**What the task requires**
Only lines containing "JSON" belong in the answer, each copied from the entries below.

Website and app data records
□ □ □
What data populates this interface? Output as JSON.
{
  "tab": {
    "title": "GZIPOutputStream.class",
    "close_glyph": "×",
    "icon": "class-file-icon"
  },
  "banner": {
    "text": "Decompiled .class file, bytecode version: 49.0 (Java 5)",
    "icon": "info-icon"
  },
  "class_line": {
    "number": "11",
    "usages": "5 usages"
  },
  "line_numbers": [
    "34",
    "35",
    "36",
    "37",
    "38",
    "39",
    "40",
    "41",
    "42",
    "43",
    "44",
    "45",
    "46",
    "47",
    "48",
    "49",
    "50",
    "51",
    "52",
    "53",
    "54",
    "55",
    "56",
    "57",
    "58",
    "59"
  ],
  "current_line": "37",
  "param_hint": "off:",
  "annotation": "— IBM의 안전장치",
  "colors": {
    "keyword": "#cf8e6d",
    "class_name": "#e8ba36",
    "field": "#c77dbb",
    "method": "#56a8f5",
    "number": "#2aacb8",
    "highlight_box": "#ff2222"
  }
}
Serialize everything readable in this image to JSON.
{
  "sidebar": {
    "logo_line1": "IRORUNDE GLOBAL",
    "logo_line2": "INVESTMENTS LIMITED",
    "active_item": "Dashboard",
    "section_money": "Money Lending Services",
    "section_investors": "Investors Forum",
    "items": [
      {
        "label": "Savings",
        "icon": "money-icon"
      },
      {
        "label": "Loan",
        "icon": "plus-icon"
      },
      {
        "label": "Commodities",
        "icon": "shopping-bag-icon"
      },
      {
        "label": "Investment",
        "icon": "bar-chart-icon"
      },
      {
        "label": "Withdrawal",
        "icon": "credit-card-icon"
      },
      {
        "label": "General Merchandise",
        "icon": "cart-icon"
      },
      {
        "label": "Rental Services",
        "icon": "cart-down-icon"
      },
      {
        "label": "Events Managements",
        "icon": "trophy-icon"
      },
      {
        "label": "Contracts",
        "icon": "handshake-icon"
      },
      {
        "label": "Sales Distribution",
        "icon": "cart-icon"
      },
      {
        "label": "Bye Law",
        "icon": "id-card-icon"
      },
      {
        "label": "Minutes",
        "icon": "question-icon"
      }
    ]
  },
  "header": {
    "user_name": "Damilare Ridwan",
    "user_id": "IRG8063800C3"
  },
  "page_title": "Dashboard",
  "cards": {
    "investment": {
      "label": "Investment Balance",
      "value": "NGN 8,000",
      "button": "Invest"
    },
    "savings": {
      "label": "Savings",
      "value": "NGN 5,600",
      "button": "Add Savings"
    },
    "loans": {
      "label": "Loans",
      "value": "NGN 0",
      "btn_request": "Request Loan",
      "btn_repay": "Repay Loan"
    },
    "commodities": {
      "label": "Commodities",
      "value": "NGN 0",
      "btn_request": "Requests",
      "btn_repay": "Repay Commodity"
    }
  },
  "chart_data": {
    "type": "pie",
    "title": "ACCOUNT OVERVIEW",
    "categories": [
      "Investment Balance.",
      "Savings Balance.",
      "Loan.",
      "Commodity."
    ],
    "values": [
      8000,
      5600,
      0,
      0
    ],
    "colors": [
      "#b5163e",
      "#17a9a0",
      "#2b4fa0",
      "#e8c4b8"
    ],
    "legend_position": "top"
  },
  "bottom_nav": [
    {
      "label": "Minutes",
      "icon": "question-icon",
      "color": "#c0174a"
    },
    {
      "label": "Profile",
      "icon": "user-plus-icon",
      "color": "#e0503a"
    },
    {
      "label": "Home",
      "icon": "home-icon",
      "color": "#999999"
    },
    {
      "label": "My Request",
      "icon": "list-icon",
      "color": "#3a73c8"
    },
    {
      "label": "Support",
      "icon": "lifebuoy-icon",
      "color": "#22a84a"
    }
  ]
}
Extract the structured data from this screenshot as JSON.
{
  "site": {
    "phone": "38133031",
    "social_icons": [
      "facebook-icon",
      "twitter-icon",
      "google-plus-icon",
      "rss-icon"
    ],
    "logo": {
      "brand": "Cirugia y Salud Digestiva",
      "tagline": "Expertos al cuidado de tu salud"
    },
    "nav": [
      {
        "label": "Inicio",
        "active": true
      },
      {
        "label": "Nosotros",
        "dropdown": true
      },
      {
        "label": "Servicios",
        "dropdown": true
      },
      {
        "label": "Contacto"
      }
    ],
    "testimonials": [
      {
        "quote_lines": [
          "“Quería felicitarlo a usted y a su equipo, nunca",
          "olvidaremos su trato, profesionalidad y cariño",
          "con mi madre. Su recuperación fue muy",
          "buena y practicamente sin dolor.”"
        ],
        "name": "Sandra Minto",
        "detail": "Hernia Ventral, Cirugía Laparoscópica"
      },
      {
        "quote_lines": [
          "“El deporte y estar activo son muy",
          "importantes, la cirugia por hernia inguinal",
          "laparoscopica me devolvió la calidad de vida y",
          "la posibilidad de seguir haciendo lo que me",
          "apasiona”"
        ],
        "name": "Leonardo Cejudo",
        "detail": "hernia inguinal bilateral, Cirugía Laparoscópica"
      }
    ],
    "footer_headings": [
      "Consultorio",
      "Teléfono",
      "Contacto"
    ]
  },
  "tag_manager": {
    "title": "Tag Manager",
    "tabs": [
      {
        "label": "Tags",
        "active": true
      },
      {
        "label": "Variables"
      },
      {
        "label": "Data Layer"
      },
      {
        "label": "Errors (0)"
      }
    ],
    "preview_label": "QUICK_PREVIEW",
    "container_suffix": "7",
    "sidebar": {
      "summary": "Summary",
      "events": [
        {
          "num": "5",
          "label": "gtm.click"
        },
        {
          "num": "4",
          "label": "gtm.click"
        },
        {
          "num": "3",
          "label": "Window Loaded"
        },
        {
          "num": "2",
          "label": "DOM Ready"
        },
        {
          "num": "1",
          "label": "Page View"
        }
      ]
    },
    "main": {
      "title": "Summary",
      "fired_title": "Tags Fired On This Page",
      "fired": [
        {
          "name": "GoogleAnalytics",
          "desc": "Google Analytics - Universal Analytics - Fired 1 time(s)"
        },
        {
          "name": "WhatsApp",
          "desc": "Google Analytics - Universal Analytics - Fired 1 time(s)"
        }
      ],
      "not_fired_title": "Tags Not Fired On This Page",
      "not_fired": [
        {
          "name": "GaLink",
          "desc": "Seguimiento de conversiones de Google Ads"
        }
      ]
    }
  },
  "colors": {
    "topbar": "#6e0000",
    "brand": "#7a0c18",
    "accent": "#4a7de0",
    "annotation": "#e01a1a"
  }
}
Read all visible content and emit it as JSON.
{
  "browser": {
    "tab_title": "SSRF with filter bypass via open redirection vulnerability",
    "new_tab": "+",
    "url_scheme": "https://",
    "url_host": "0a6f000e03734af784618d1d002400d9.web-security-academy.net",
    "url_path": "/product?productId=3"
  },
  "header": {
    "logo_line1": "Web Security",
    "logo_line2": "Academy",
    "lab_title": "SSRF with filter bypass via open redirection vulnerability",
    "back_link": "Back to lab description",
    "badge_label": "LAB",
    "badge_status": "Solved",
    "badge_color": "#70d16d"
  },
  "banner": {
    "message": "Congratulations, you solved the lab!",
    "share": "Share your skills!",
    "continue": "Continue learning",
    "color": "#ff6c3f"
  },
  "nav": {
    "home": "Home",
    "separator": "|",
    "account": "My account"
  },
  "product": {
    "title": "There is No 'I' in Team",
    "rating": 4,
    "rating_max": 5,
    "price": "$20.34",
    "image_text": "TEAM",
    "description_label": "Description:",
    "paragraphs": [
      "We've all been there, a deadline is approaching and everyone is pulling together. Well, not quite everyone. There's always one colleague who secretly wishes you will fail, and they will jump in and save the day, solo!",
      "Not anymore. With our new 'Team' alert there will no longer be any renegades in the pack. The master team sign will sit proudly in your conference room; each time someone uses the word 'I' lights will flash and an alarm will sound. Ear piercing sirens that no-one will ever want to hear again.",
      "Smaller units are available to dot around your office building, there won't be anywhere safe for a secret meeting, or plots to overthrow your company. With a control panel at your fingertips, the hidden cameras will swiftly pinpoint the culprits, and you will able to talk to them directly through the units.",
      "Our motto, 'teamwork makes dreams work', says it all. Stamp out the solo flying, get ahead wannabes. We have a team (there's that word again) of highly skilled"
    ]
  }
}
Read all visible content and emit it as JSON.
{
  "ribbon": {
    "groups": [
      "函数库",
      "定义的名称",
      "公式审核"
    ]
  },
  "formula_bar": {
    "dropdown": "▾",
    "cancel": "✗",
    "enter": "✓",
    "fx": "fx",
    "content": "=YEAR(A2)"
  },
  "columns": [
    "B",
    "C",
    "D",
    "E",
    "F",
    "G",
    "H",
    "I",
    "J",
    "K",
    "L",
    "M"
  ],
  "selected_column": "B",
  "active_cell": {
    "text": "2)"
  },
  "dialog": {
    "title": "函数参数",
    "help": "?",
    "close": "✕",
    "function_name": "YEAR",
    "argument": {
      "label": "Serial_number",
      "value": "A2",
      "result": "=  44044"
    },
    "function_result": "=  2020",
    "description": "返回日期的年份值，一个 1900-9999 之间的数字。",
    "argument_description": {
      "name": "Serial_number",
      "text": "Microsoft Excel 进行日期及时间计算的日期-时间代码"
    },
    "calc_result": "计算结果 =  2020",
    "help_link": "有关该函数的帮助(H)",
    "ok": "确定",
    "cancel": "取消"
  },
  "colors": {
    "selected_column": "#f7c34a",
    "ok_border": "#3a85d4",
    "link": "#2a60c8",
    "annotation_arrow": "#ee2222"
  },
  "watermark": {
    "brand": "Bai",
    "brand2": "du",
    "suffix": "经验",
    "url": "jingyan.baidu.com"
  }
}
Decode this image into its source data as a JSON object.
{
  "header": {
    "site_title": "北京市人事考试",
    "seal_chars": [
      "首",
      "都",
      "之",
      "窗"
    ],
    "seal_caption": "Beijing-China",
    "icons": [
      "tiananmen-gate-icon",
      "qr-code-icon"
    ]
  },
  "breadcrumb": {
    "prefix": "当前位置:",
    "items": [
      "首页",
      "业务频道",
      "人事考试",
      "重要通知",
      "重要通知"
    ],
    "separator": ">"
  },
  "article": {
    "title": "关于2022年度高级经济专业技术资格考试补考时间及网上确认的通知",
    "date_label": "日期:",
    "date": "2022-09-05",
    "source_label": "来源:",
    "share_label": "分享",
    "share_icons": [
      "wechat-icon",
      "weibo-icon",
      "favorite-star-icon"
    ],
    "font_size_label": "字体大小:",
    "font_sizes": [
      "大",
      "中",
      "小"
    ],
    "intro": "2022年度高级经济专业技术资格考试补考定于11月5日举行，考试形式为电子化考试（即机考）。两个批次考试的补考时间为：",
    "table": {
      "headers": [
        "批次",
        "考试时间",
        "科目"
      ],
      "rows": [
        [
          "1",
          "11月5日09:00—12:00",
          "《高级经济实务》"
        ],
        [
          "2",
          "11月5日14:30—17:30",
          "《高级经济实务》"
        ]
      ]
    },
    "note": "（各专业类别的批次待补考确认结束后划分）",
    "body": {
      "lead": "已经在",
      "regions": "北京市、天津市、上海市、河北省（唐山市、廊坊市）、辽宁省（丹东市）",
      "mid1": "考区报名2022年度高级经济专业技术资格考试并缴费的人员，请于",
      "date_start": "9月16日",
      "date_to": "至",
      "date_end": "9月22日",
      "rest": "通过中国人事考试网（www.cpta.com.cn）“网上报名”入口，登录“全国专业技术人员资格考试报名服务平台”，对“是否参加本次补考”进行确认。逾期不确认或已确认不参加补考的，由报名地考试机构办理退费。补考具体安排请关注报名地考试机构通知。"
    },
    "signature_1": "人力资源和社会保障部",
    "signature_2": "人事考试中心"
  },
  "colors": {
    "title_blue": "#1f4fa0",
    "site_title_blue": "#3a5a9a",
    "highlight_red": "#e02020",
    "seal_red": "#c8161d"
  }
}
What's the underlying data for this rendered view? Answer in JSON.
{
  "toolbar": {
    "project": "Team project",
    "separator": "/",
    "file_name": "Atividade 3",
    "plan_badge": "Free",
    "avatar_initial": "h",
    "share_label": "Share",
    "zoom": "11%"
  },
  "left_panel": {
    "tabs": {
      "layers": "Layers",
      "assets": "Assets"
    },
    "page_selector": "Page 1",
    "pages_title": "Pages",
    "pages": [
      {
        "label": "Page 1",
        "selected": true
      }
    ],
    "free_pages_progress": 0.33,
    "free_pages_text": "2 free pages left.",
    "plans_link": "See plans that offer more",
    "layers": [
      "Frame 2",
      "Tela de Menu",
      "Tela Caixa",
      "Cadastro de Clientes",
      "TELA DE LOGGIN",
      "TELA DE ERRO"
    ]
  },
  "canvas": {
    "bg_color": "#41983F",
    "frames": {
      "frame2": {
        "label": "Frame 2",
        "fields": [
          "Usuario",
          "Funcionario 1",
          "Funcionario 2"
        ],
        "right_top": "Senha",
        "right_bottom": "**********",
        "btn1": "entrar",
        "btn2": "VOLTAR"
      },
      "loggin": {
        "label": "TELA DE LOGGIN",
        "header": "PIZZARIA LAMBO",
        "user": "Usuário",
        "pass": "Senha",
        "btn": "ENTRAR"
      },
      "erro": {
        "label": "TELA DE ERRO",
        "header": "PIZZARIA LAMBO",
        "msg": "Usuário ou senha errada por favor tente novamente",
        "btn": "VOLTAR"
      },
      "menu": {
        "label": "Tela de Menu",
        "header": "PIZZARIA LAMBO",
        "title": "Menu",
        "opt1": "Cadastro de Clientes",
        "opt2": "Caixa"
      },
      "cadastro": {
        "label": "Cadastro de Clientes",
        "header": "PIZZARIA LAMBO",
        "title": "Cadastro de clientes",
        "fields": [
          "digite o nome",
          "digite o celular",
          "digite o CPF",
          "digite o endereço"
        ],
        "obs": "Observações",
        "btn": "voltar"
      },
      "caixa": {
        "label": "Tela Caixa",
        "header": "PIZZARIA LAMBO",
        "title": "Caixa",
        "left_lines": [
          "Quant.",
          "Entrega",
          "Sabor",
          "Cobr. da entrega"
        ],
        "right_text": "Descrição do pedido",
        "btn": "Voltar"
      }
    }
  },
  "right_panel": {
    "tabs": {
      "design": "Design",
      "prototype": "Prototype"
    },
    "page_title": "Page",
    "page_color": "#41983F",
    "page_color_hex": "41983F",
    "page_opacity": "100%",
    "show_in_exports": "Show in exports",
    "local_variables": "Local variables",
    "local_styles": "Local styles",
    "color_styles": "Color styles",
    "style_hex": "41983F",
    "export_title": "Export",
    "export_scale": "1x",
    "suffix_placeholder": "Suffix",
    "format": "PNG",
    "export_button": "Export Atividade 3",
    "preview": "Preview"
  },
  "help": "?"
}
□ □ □
**Solved problem**
What data populates this interface? Output as JSON.
Serialize everything readable in this image to JSON.
Extract the structured data from this screenshot as JSON.
Read all visible content and emit it as JSON.
Read all visible content and emit it as JSON.
Decode this image into its source data as a JSON object.
What's the underlying data for this rendered view? Answer in JSON.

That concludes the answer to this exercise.